The much ballyhooed government-industry obesity task force won’t be releasing its report to Congress next week after all.
It has been pushed to September so anxious policymakers will have to wait until then to decide how to proceed in the battle of the bulge.
Seems some of the companies on the industry side of the partnership want first to announce individual policy changes similar to those on nutrition and advertising recently unveiled by Kellogg.
Makes sense for companies to collect some reduced-fat brownie points before the collective pitch to the Hill.

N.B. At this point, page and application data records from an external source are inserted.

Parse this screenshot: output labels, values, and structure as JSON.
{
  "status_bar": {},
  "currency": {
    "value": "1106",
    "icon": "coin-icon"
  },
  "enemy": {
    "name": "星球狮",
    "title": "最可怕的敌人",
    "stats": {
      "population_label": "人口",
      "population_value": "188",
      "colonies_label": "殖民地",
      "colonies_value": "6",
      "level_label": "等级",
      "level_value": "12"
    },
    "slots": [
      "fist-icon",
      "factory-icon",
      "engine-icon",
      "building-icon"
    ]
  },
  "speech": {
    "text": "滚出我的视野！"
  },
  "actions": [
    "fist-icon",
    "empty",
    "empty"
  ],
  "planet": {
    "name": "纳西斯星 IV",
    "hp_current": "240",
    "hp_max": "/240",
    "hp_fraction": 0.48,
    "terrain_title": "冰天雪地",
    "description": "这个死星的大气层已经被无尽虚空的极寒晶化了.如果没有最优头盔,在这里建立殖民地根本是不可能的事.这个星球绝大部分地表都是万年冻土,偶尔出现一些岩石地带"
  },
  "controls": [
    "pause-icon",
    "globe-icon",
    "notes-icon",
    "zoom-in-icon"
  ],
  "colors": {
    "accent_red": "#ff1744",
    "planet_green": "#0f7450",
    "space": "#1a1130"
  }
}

But making folks like Ed Markey wait until September to see the game plan may not be the best move. Markey had already called on the FCC to get into the act, and renewed that call this week when news of the delay came down. Though, ironically, he also called for companies to follow Kellogg’s lead, which is at least part of the reason behind the delay of the report. Another factor is that the task force didn’t even hold its first meeting until March 21–after its Valentines Day (hold the candy jokes) date was snowed out. Members at that meeting had said they would try to meet the mid-July self-imposed deadline, but it seemed a long shot.

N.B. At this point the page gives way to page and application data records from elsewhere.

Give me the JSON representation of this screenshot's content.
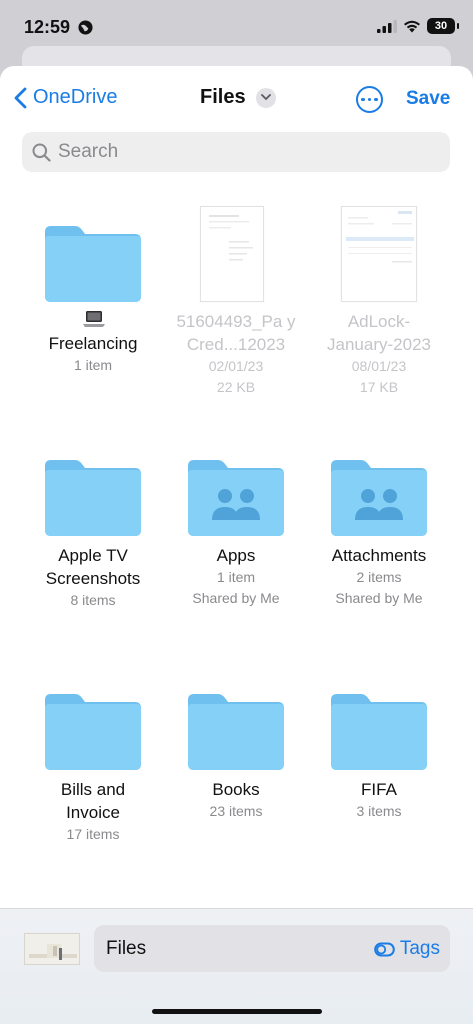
{
  "status": {
    "time": "12:59",
    "battery": "30"
  },
  "nav": {
    "back_label": "OneDrive",
    "title": "Files",
    "save_label": "Save"
  },
  "search": {
    "placeholder": "Search"
  },
  "items": [
    {
      "name": "Freelancing",
      "meta": "1 item"
    },
    {
      "name": "51604493_Pa y Cred...12023",
      "date": "02/01/23",
      "size": "22 KB"
    },
    {
      "name": "AdLock- January-2023",
      "date": "08/01/23",
      "size": "17 KB"
    },
    {
      "name": "Apple TV Screenshots",
      "meta": "8 items"
    },
    {
      "name": "Apps",
      "meta": "1 item",
      "shared": "Shared by Me"
    },
    {
      "name": "Attachments",
      "meta": "2 items",
      "shared": "Shared by Me"
    },
    {
      "name": "Bills and Invoice",
      "meta": "17 items"
    },
    {
      "name": "Books",
      "meta": "23 items"
    },
    {
      "name": "FIFA",
      "meta": "3 items"
    }
  ],
  "bottom": {
    "location": "Files",
    "tags_label": "Tags"
  },
  "colors": {
    "accent": "#1a7ce6",
    "folder": "#7fccf5",
    "folder_dark": "#5fb3e8"
  }
}
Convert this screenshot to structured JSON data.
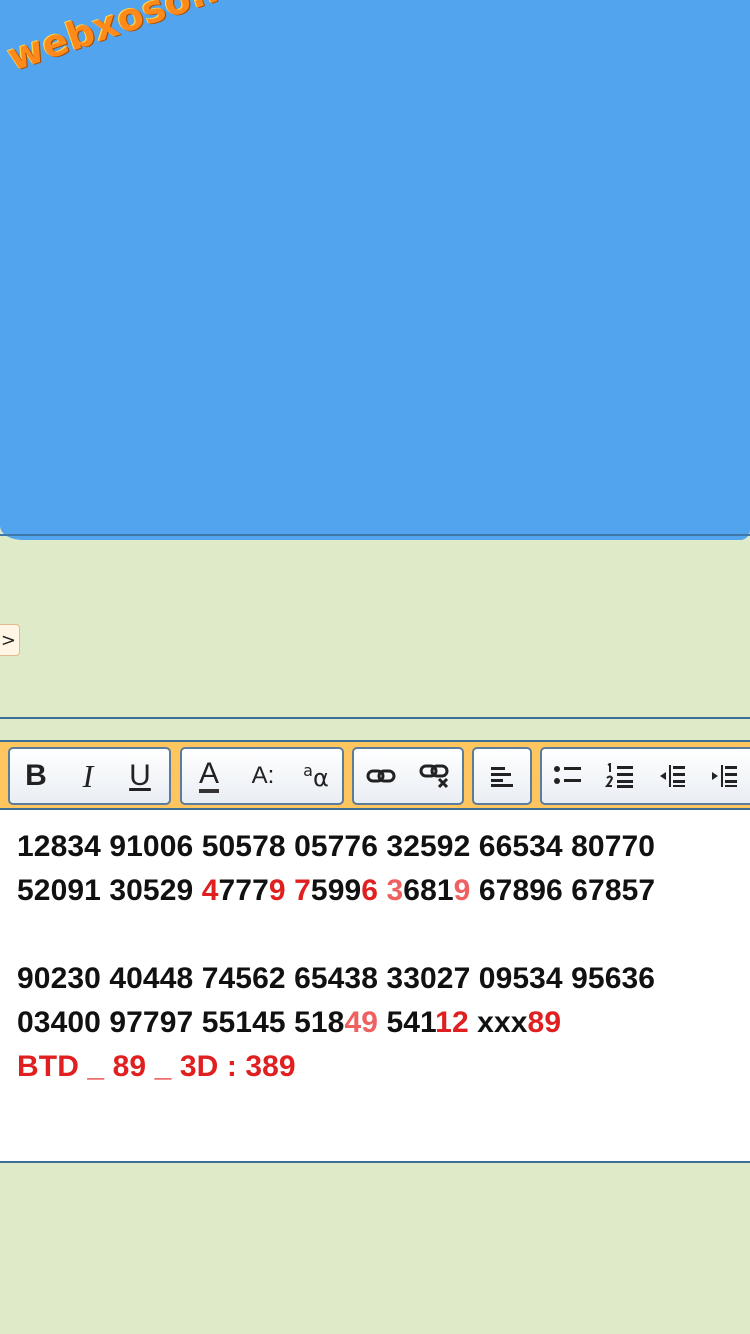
{
  "watermark": {
    "text": "webxoso.net"
  },
  "nav": {
    "arrow": ">"
  },
  "toolbar": {
    "groups": [
      {
        "name": "text-style",
        "buttons": [
          "bold-button",
          "italic-button",
          "underline-button"
        ]
      },
      {
        "name": "font",
        "buttons": [
          "font-color-button",
          "font-size-button",
          "font-family-button"
        ]
      },
      {
        "name": "links",
        "buttons": [
          "link-button",
          "unlink-button"
        ]
      },
      {
        "name": "align",
        "buttons": [
          "align-left-button"
        ]
      },
      {
        "name": "lists",
        "buttons": [
          "bulleted-list-button",
          "numbered-list-button",
          "outdent-button",
          "indent-button"
        ]
      }
    ],
    "labels": {
      "bold": "B",
      "italic": "I",
      "underline": "U",
      "font_color": "A",
      "font_size": "A:",
      "font_family_a": "a",
      "font_family_b": "α"
    }
  },
  "editor": {
    "lines": [
      {
        "segments": [
          {
            "text": "12834 91006 50578 05776 32592 66534 80770",
            "style": "plain"
          }
        ]
      },
      {
        "segments": [
          {
            "text": "52091 30529 ",
            "style": "plain"
          },
          {
            "text": "4",
            "style": "red"
          },
          {
            "text": "777",
            "style": "plain"
          },
          {
            "text": "9",
            "style": "red"
          },
          {
            "text": " ",
            "style": "plain"
          },
          {
            "text": "7",
            "style": "red"
          },
          {
            "text": "599",
            "style": "plain"
          },
          {
            "text": "6",
            "style": "red"
          },
          {
            "text": " ",
            "style": "plain"
          },
          {
            "text": "3",
            "style": "pink"
          },
          {
            "text": "681",
            "style": "plain"
          },
          {
            "text": "9",
            "style": "pink"
          },
          {
            "text": " 67896 67857",
            "style": "plain"
          }
        ]
      },
      {
        "segments": []
      },
      {
        "segments": [
          {
            "text": "90230 40448 74562 65438 33027 09534 95636",
            "style": "plain"
          }
        ]
      },
      {
        "segments": [
          {
            "text": "03400 97797 55145 518",
            "style": "plain"
          },
          {
            "text": "49",
            "style": "pink"
          },
          {
            "text": " 541",
            "style": "plain"
          },
          {
            "text": "12",
            "style": "red"
          },
          {
            "text": " xxx",
            "style": "plain"
          },
          {
            "text": "89",
            "style": "red"
          }
        ]
      },
      {
        "segments": [
          {
            "text": "BTD _ 89 _ 3D : 389",
            "style": "red"
          }
        ]
      }
    ]
  },
  "colors": {
    "scribble": "#52a4ef",
    "page_background": "#dfeac8",
    "toolbar_background": "#ffc55e",
    "highlight_red": "#e02020",
    "highlight_pink": "#ef6060",
    "logo_orange": "#ff8a1c"
  }
}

Conservative Republican and presidential candidate Sam Brownback was behind the creation of the obesity task force, while liberal Democrat Markey was behind the Children’s Television Act and the V-chip, so there could be something of a turf war over the high-profile issue of kids health and childhood obesity.
Markey has been pushing for government intervention while Brownbach has been saying it was better to join hands than point fingers, or something like that.

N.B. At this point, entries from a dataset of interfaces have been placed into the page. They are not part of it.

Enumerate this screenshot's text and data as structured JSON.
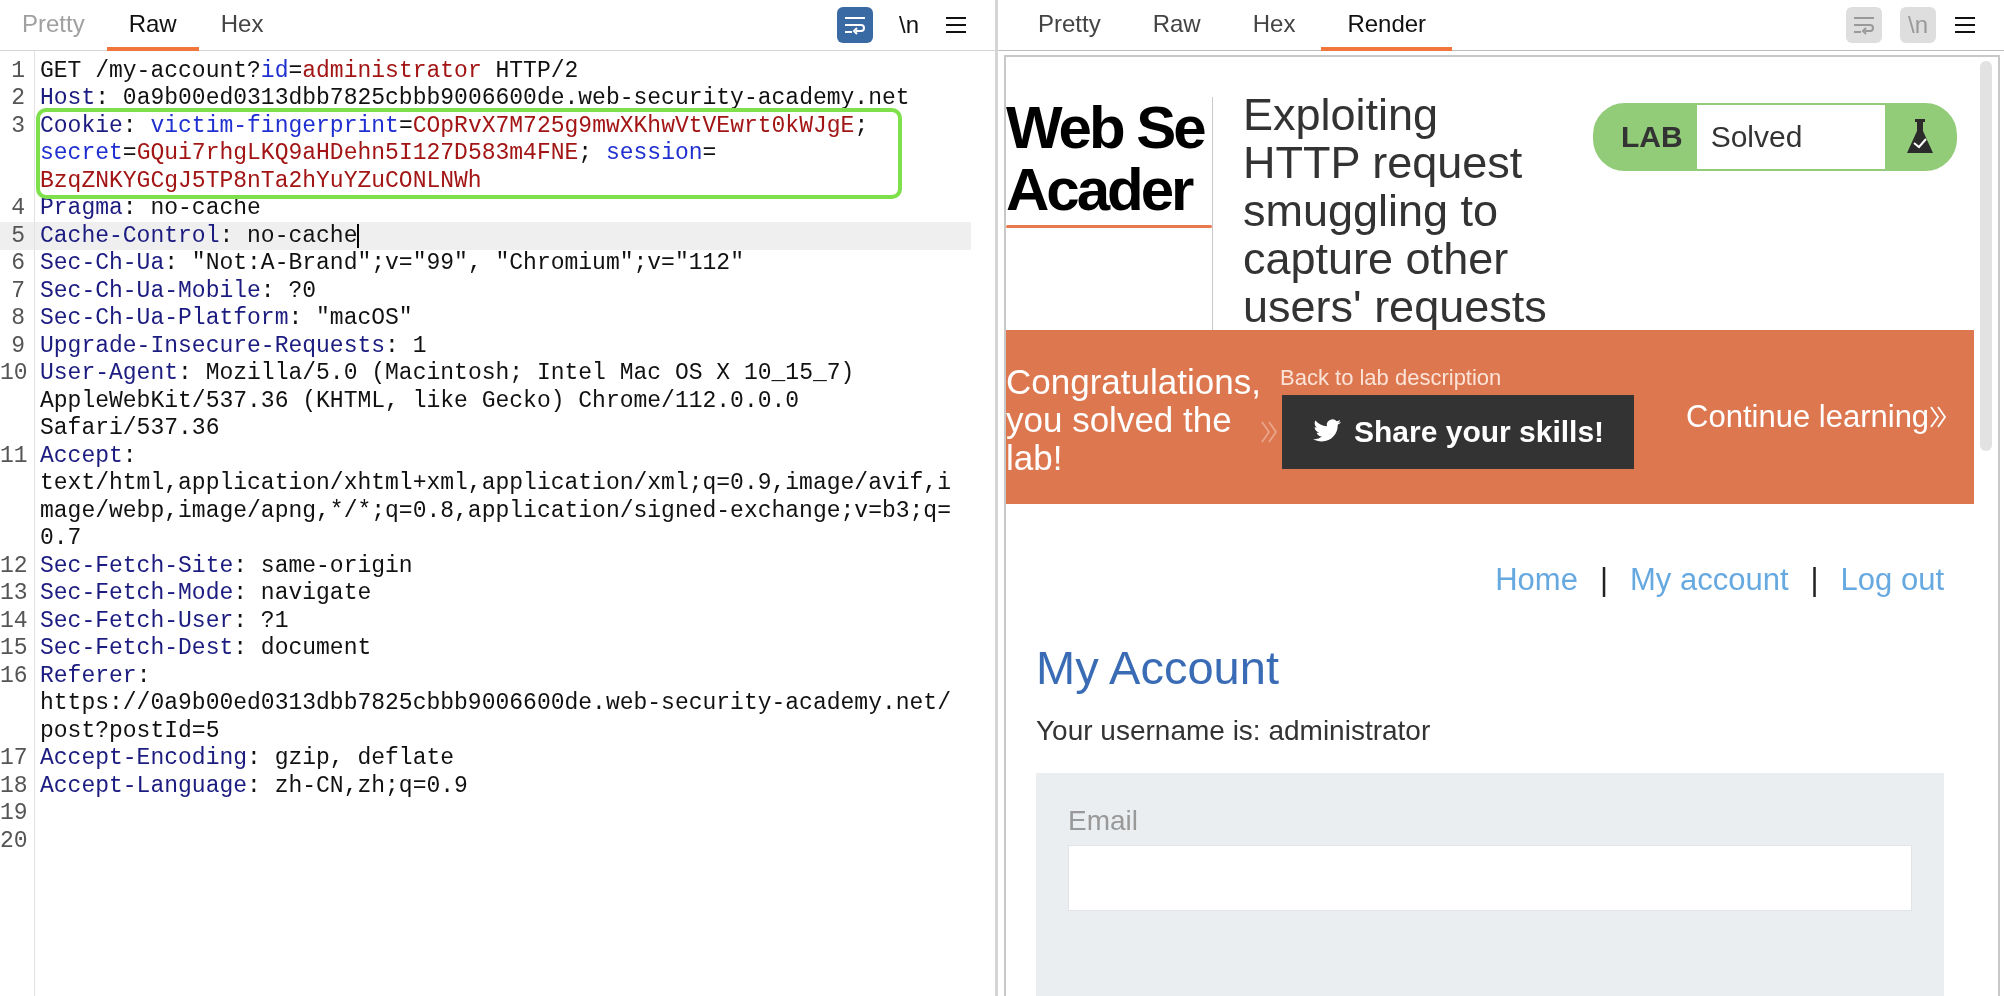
{
  "request_pane": {
    "tabs": [
      {
        "label": "Pretty",
        "selected": false,
        "disabled": true
      },
      {
        "label": "Raw",
        "selected": true,
        "disabled": false
      },
      {
        "label": "Hex",
        "selected": false,
        "disabled": false
      }
    ],
    "toolbar": {
      "wrap_active": true,
      "newline_label": "\\n"
    },
    "lines": [
      {
        "number": "1",
        "current": false,
        "outlined": false,
        "rows": [
          {
            "parts": [
              {
                "kind": "plain",
                "text": "GET /my-account?"
              },
              {
                "kind": "param",
                "text": "id"
              },
              {
                "kind": "plain",
                "text": "="
              },
              {
                "kind": "value",
                "text": "administrator"
              },
              {
                "kind": "plain",
                "text": " HTTP/2"
              }
            ]
          }
        ]
      },
      {
        "number": "2",
        "current": false,
        "outlined": false,
        "rows": [
          {
            "parts": [
              {
                "kind": "header",
                "text": "Host"
              },
              {
                "kind": "plain",
                "text": ": 0a9b00ed0313dbb7825cbbb9006600de.web-security-academy.net"
              }
            ]
          }
        ]
      },
      {
        "number": "3",
        "current": false,
        "outlined": true,
        "rows": [
          {
            "parts": [
              {
                "kind": "header",
                "text": "Cookie"
              },
              {
                "kind": "plain",
                "text": ": "
              },
              {
                "kind": "param",
                "text": "victim-fingerprint"
              },
              {
                "kind": "plain",
                "text": "="
              },
              {
                "kind": "value",
                "text": "COpRvX7M725g9mwXKhwVtVEwrt0kWJgE"
              },
              {
                "kind": "plain",
                "text": ";"
              }
            ]
          },
          {
            "parts": [
              {
                "kind": "param",
                "text": "secret"
              },
              {
                "kind": "plain",
                "text": "="
              },
              {
                "kind": "value",
                "text": "GQui7rhgLKQ9aHDehn5I127D583m4FNE"
              },
              {
                "kind": "plain",
                "text": "; "
              },
              {
                "kind": "param",
                "text": "session"
              },
              {
                "kind": "plain",
                "text": "="
              }
            ]
          },
          {
            "parts": [
              {
                "kind": "value",
                "text": "BzqZNKYGCgJ5TP8nTa2hYuYZuCONLNWh"
              }
            ]
          }
        ]
      },
      {
        "number": "4",
        "current": false,
        "outlined": false,
        "rows": [
          {
            "parts": [
              {
                "kind": "header",
                "text": "Pragma"
              },
              {
                "kind": "plain",
                "text": ": no-cache"
              }
            ]
          }
        ]
      },
      {
        "number": "5",
        "current": true,
        "outlined": false,
        "rows": [
          {
            "parts": [
              {
                "kind": "header",
                "text": "Cache-Control"
              },
              {
                "kind": "plain",
                "text": ": no-cache"
              }
            ]
          }
        ]
      },
      {
        "number": "6",
        "current": false,
        "outlined": false,
        "rows": [
          {
            "parts": [
              {
                "kind": "header",
                "text": "Sec-Ch-Ua"
              },
              {
                "kind": "plain",
                "text": ": \"Not:A-Brand\";v=\"99\", \"Chromium\";v=\"112\""
              }
            ]
          }
        ]
      },
      {
        "number": "7",
        "current": false,
        "outlined": false,
        "rows": [
          {
            "parts": [
              {
                "kind": "header",
                "text": "Sec-Ch-Ua-Mobile"
              },
              {
                "kind": "plain",
                "text": ": ?0"
              }
            ]
          }
        ]
      },
      {
        "number": "8",
        "current": false,
        "outlined": false,
        "rows": [
          {
            "parts": [
              {
                "kind": "header",
                "text": "Sec-Ch-Ua-Platform"
              },
              {
                "kind": "plain",
                "text": ": \"macOS\""
              }
            ]
          }
        ]
      },
      {
        "number": "9",
        "current": false,
        "outlined": false,
        "rows": [
          {
            "parts": [
              {
                "kind": "header",
                "text": "Upgrade-Insecure-Requests"
              },
              {
                "kind": "plain",
                "text": ": 1"
              }
            ]
          }
        ]
      },
      {
        "number": "10",
        "current": false,
        "outlined": false,
        "rows": [
          {
            "parts": [
              {
                "kind": "header",
                "text": "User-Agent"
              },
              {
                "kind": "plain",
                "text": ": Mozilla/5.0 (Macintosh; Intel Mac OS X 10_15_7)"
              }
            ]
          },
          {
            "parts": [
              {
                "kind": "plain",
                "text": "AppleWebKit/537.36 (KHTML, like Gecko) Chrome/112.0.0.0"
              }
            ]
          },
          {
            "parts": [
              {
                "kind": "plain",
                "text": "Safari/537.36"
              }
            ]
          }
        ]
      },
      {
        "number": "11",
        "current": false,
        "outlined": false,
        "rows": [
          {
            "parts": [
              {
                "kind": "header",
                "text": "Accept"
              },
              {
                "kind": "plain",
                "text": ":"
              }
            ]
          },
          {
            "parts": [
              {
                "kind": "plain",
                "text": "text/html,application/xhtml+xml,application/xml;q=0.9,image/avif,i"
              }
            ]
          },
          {
            "parts": [
              {
                "kind": "plain",
                "text": "mage/webp,image/apng,*/*;q=0.8,application/signed-exchange;v=b3;q="
              }
            ]
          },
          {
            "parts": [
              {
                "kind": "plain",
                "text": "0.7"
              }
            ]
          }
        ]
      },
      {
        "number": "12",
        "current": false,
        "outlined": false,
        "rows": [
          {
            "parts": [
              {
                "kind": "header",
                "text": "Sec-Fetch-Site"
              },
              {
                "kind": "plain",
                "text": ": same-origin"
              }
            ]
          }
        ]
      },
      {
        "number": "13",
        "current": false,
        "outlined": false,
        "rows": [
          {
            "parts": [
              {
                "kind": "header",
                "text": "Sec-Fetch-Mode"
              },
              {
                "kind": "plain",
                "text": ": navigate"
              }
            ]
          }
        ]
      },
      {
        "number": "14",
        "current": false,
        "outlined": false,
        "rows": [
          {
            "parts": [
              {
                "kind": "header",
                "text": "Sec-Fetch-User"
              },
              {
                "kind": "plain",
                "text": ": ?1"
              }
            ]
          }
        ]
      },
      {
        "number": "15",
        "current": false,
        "outlined": false,
        "rows": [
          {
            "parts": [
              {
                "kind": "header",
                "text": "Sec-Fetch-Dest"
              },
              {
                "kind": "plain",
                "text": ": document"
              }
            ]
          }
        ]
      },
      {
        "number": "16",
        "current": false,
        "outlined": false,
        "rows": [
          {
            "parts": [
              {
                "kind": "header",
                "text": "Referer"
              },
              {
                "kind": "plain",
                "text": ":"
              }
            ]
          },
          {
            "parts": [
              {
                "kind": "plain",
                "text": "https://0a9b00ed0313dbb7825cbbb9006600de.web-security-academy.net/"
              }
            ]
          },
          {
            "parts": [
              {
                "kind": "plain",
                "text": "post?postId=5"
              }
            ]
          }
        ]
      },
      {
        "number": "17",
        "current": false,
        "outlined": false,
        "rows": [
          {
            "parts": [
              {
                "kind": "header",
                "text": "Accept-Encoding"
              },
              {
                "kind": "plain",
                "text": ": gzip, deflate"
              }
            ]
          }
        ]
      },
      {
        "number": "18",
        "current": false,
        "outlined": false,
        "rows": [
          {
            "parts": [
              {
                "kind": "header",
                "text": "Accept-Language"
              },
              {
                "kind": "plain",
                "text": ": zh-CN,zh;q=0.9"
              }
            ]
          }
        ]
      },
      {
        "number": "19",
        "current": false,
        "outlined": false
      },
      {
        "number": "20",
        "current": false,
        "outlined": false
      }
    ]
  },
  "response_pane": {
    "tabs": [
      {
        "label": "Pretty",
        "selected": false,
        "disabled": false
      },
      {
        "label": "Raw",
        "selected": false,
        "disabled": false
      },
      {
        "label": "Hex",
        "selected": false,
        "disabled": false
      },
      {
        "label": "Render",
        "selected": true,
        "disabled": false
      }
    ],
    "toolbar": {
      "wrap_active": false,
      "newline_label": "\\n"
    },
    "render": {
      "logo": [
        "Web Se",
        "Acader"
      ],
      "lab_title": "Exploiting HTTP request smuggling to capture other users' requests",
      "lab_badge": {
        "label": "LAB",
        "status": "Solved"
      },
      "banner": {
        "message": "Congratulations, you solved the lab!",
        "back_link": "Back to lab description",
        "share_button": "Share your skills!",
        "continue_link": "Continue learning"
      },
      "nav": [
        {
          "kind": "link",
          "text": "Home"
        },
        {
          "kind": "separator",
          "text": "|"
        },
        {
          "kind": "link",
          "text": "My account"
        },
        {
          "kind": "separator",
          "text": "|"
        },
        {
          "kind": "link",
          "text": "Log out"
        }
      ],
      "heading": "My Account",
      "username_text": "Your username is: administrator",
      "form": {
        "email_label": "Email"
      }
    }
  }
}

But though there methods differ, their aim is similar, and shared by others. Unlike the indecency and violence regulation issues, which are bipartisan on the Hill but draw sharp criticism from industry, there is general agreement that 1) kids are getting too heavy and exercising too little, and that 2) screen time–TV, computers, video games–are part of the problem, as in too much sitting and too many ads for Chocolate Covered Marshmallow Ice Cream Sundae breakfast cereal, as well as part of the solution
Advertisers and marketers are obviously looking for solutions that preserve their profits and rights to truthful commercial speech, but they are also parents and grandparents looking to preserve the next generation.
Nobody is arguing that the government has an interest in protecting children. The One-Hundred-Thousand-Dollar Bar question is how to do it effectively and constitutionally.
Whatever their reasons, food marketers seem to have gotten the message. Now they just need to get that message to Washington before the patience of legislators like Markey and regulators like FCC Chairman Kevin Martin, another force behind the task force, run out.
Speaking of running, let’s all get out there and do a few laps around the water cooler.
By John Eggerton